In 1959 Marvin and Richard searched through a Fender catalogue to find the model of guitar played by James Burton, Ricky Nelson's lead guitarist. They assumed it must be a Stratocaster because the most expensive guitar in the brochure was a gold-plated example with a red body and a one-piece Maple neck. Burton, however, played the Telecaster, and the Stratocaster was a relatively new model, available only to special order. Cliff Richard made the arrangements and the chosen guitar was imported specially for Marvin, who used it between 1959 and 1961.

As a child, he played the banjo and the piano. Hearing one of Buddy Holly's songs made him switch to the guitar, although he occasionally played both instruments on recordings.

http://en.wikipedia.org/wiki/Hank_Marvin
Albert

 
Posts: 47
Joined: Thu Sep 16, 2010 6:38 pm

Postby peterchecksfield » Fri Sep 17, 2010 4:18 pm

Albert wrote:unfortunaly you're wrong.


Never. :wink:
peterchecksfield

 

Re: Who's the most Influential 50s Rock & Roll artist?

Postby bailbath » Wed Jul 20, 2011 4:05 pm

http://www.news24.com/Columnists/ClemSu ... l-20110719

On a recent weekend radio show, someone asked what was the greatest rock record of all time.

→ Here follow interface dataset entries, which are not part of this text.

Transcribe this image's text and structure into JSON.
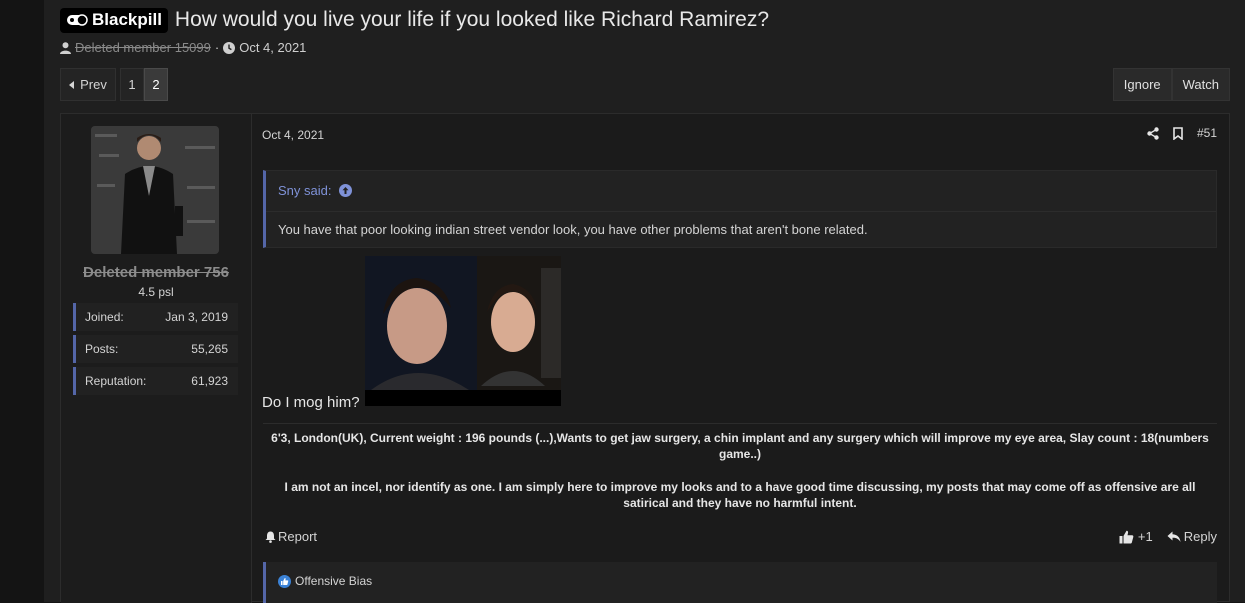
{
  "thread": {
    "prefix": "Blackpill",
    "title": "How would you live your life if you looked like Richard Ramirez?",
    "author": "Deleted member 15099",
    "date": "Oct 4, 2021"
  },
  "pagination": {
    "prev_label": "Prev",
    "pages": [
      "1",
      "2"
    ],
    "current": "2"
  },
  "thread_actions": {
    "ignore_label": "Ignore",
    "watch_label": "Watch"
  },
  "user": {
    "name": "Deleted member 756",
    "title": "4.5 psl",
    "stats": [
      {
        "label": "Joined:",
        "value": "Jan 3, 2019"
      },
      {
        "label": "Posts:",
        "value": "55,265"
      },
      {
        "label": "Reputation:",
        "value": "61,923"
      }
    ]
  },
  "post": {
    "date": "Oct 4, 2021",
    "number": "#51",
    "quote_author": "Sny said:",
    "quote_text": "You have that poor looking indian street vendor look, you have other problems that aren't bone related.",
    "body_text": "Do I mog him?",
    "signature_line1": "6'3, London(UK), Current weight : 196 pounds (...),Wants to get jaw surgery, a chin implant and any surgery which will improve my eye area, Slay count : 18(numbers game..)",
    "signature_line2": "I am not an incel, nor identify as one. I am simply here to improve my looks and to a have good time discussing, my posts that may come off as offensive are all satirical and they have no harmful intent.",
    "report_label": "Report",
    "like_count": "+1",
    "reply_label": "Reply",
    "reaction_label": "Offensive Bias"
  },
  "colors": {
    "accent": "#5466a8",
    "quote_link": "#7f92d8",
    "background": "#1f1f1f"
  }
}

I think the answer given was "Bohemian Rhapsody" by Queen.

It got me thinking because I was there when rock was rock 'n roll. It all started when Bill Haley topped the charts in 1955 with "Rock Around the Clock". The "roll" was removed when The Beatles and The Rolling Stones rose to fame in 1963. This column therefore addresses a more focussed question: What was the greatest record of that eight-year period and who were the Kings and Queens of Rock 'n Roll?

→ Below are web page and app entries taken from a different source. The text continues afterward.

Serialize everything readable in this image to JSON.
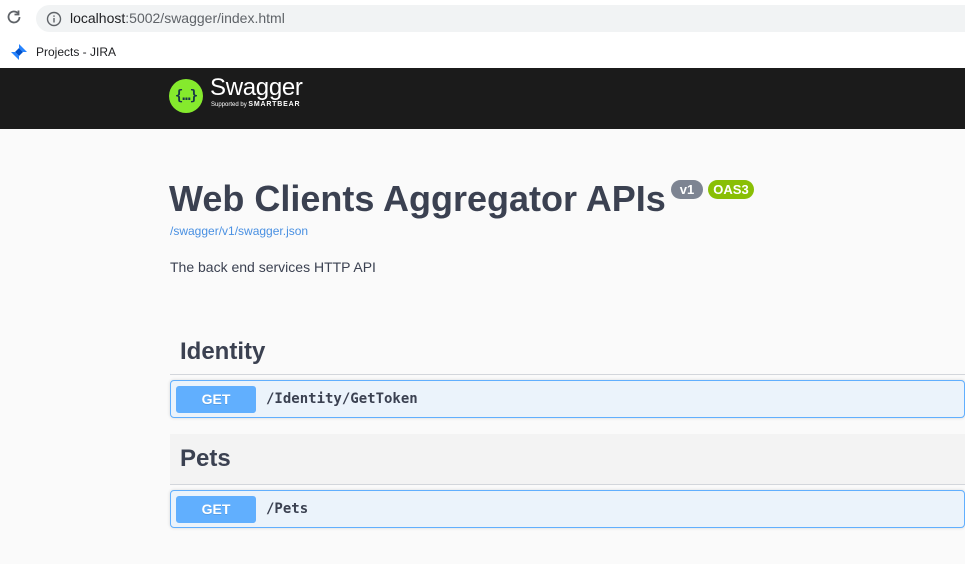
{
  "browser": {
    "url_host": "localhost",
    "url_rest": ":5002/swagger/index.html",
    "bookmark_label": "Projects - JIRA",
    "icons": [
      "reload-icon",
      "info-icon",
      "jira-icon"
    ]
  },
  "topbar": {
    "logo_title": "Swagger",
    "logo_supported": "Supported by",
    "logo_brand": "SMARTBEAR"
  },
  "info": {
    "title": "Web Clients Aggregator APIs",
    "version_badge": "v1",
    "oas_badge": "OAS3",
    "spec_link": "/swagger/v1/swagger.json",
    "description": "The back end services HTTP API"
  },
  "tags": [
    {
      "name": "Identity",
      "operations": [
        {
          "method": "GET",
          "path": "/Identity/GetToken"
        }
      ]
    },
    {
      "name": "Pets",
      "operations": [
        {
          "method": "GET",
          "path": "/Pets"
        }
      ]
    }
  ],
  "colors": {
    "get": "#61affe",
    "topbar": "#1b1b1b",
    "logo": "#85ea2d",
    "oas": "#89bf04",
    "version": "#7d8492"
  }
}
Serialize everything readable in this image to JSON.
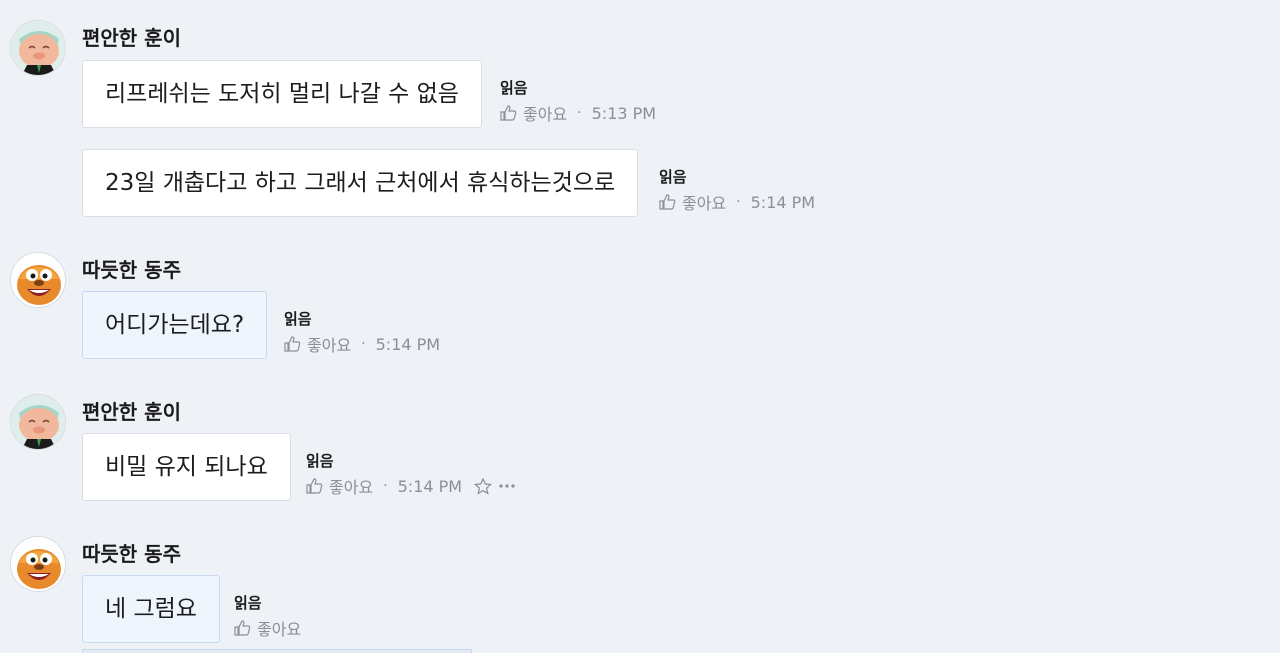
{
  "read_label": "읽음",
  "like_label": "좋아요",
  "messages": [
    {
      "sender": "편안한 훈이",
      "bubbles": [
        {
          "text": "리프레쉬는 도저히 멀리 나갈 수 없음",
          "time": "5:13 PM"
        },
        {
          "text": "23일 개춥다고 하고 그래서 근처에서 휴식하는것으로",
          "time": "5:14 PM"
        }
      ]
    },
    {
      "sender": "따듯한 동주",
      "bubbles": [
        {
          "text": "어디가는데요?",
          "time": "5:14 PM"
        }
      ]
    },
    {
      "sender": "편안한 훈이",
      "bubbles": [
        {
          "text": "비밀 유지 되나요",
          "time": "5:14 PM"
        }
      ]
    },
    {
      "sender": "따듯한 동주",
      "bubbles": [
        {
          "text": "네 그럼요",
          "time": ""
        }
      ]
    }
  ],
  "icons": {
    "like": "thumbs-up-icon",
    "star": "star-icon",
    "more": "more-icon"
  },
  "colors": {
    "background": "#eef1f6",
    "own_bubble": "#ffffff",
    "their_bubble": "#eef5fd",
    "meta_text": "#8a8f98"
  }
}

I know that for young readers this is like asking about Arthur and Boadicea when we live in the time of William and Kate (sorry Catherine now). Nevertheless, the source of modern pop music was that incredible era when songs involved three chords, guitars were acoustic, microphones were crystal and amplifiers were combined in small boxes with speakers. The dance was The Jive.

Let me start with my choice of royalty. The king, of course, was Elvis when he played with Scotty Moore (lead guitar), Bill Black (upright bass) and DJ Fontana (drums). It all started with "That's All Right" recorded at the Sun Records studios. It ended when he went into the army and Tom Parker, his manager, reinvented him afterwards as a smooth balladeer.

Coming close to Elvis in the royalty stakes are Buddy Holly, Roy Orbison, Chuck Berry and Jerry Lee Lewis: Holly and Orbison because of the range of their voices; Berry because of his classic rock compositions; and Lewis because of his mesmerising piano-playing technique. Interestingly, there was no super-stat female singer like Madonna at that time, but Brenda Lee and Connie Francis produced the odd rock 'n roll hit like "Sweet Nothins" and "Stupid Cupid".

On the other side of the Atlantic, Britain only produced copycats like Cliff Richard, Tommy Steale and Billy Fury. None of them cracked it in the United States; so it was one-way traffic until The Beatles arrived on the scene.

Be that as it may, let's get back to the first question of the best rock 'n roll record of all time. Here is my top 10 in descending order:

1. Blue Suede Shoes by Elvis Presley
2. Rock Around the Clock by Billy Haley
3. Peggy Sue by Buddy Holiday
4. At the Hop by Danny and The Juniors
5. Jailhouse Rock by Elvis Presley
6. Whole Lotta Shakin' Going On by Jerry Lee Lewis
7. Tutti Frutti by Little Richard
8. Hello Mary Lou by Ricky Nelson
9. Wake Up Little Susie by Everly Brothers
10 C'mon Everybody by Eddie Cochran

There you have it. It's one for the money, two for the show! "Blue Suede Shoes", written by Carl Perkins and turned into a hit by him at the same time as Elvis Presley, is for me the quintessential rock song. However, Elvis' version takes the prize because of his instantly vibrant voice and Scotty Moore's awesome guitar solo.
bailbath

User avatar
Site Admin
 
Posts: 2662
Joined: Fri May 25, 2007 7:49 am
Location: Bath, uk

Previous

Return to Music

Who is online

Users browsing this forum: No registered users and 5 guests